An Ophthalmologist (MD) has a medical degree and is licensed to practice medicine and perform eye surgery. An ophthalmologist has had at least 12 years of education and training beyond high school and is qualified to diagnose and treat all eye diseases and perform surgery.
Optometrists (ODs) are non-physician health care professionals trained to provide primary eye care, including performing regular eye exams, prescribing glasses, fitting contact lenses, diagnosing eye pathology and providing primary treatment for some eye diseases, as well as referring patients for secondary and tertiary treatment to ophthalmologists.
An Optician usually has a combination of college (or 2 years of opticianary school) and on-the-job training. An optician is trained to fit and dispense eyeglasses or contact lenses based upon a prescription from a licensed ophthalmologist or optometrist.
An Ocularist is a maker of artificial eyes.
Other Eye Care Professionals
Orthoptist: An orthoptist is specially trained to recognize and treat by non-medical and surgical means, anomalies of binocular vision which are usually associated the misalignment of the patient's eye. Orthoptists play a vital role in working with the ophthalmologist in a standard assessment of ocular motility which is important in the diagnosis of strabismus and amblyopia (lazy eye) and in the long term follow-up during treatment with glasses or a post-operative surgical correction. Orthoptists trained in Canada require an undergraduate degree from a recognized university and two years training in an Orthoptic school.
Ophthalmic Assistant: Performs a variety of tests on patients and generally assists the doctor with the patient's medical examination and care in the clinic setting.
Ophthalmic Technicians: Highly trained or experienced assistants which perform more complicated diagnostic testing and photography.

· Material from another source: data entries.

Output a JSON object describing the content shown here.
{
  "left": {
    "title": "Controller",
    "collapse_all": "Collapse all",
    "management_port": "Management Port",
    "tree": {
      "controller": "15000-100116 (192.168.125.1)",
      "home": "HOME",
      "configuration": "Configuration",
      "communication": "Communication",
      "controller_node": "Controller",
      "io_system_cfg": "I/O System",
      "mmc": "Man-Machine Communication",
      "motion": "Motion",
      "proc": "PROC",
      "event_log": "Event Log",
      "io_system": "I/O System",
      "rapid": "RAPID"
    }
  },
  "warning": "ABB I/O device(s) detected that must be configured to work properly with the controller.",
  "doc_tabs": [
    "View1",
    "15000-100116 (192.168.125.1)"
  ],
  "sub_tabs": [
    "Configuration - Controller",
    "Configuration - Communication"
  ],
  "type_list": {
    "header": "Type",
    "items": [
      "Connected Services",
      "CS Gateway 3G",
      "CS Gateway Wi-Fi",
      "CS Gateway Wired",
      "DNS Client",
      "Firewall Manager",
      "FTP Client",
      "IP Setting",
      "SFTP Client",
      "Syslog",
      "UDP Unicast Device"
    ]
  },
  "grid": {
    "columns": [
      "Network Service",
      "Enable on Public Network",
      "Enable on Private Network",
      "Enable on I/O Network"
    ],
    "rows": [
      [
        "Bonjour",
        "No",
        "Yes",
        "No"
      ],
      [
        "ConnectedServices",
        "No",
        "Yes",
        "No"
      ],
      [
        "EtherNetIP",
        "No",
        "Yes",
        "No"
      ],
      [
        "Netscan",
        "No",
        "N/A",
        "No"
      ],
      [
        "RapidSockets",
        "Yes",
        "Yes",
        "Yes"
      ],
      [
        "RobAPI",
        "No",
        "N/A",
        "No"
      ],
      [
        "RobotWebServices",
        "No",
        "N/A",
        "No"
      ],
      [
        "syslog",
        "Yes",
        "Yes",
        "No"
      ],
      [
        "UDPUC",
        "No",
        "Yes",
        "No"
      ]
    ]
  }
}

Registered Nurse: A nurse who has specialized ophthalmic training. Nurses in the clinic setting may assist the doctor in more technical tasks, such as injecting medications and minor surgery.
(Source: American Academy of Ophthalmology)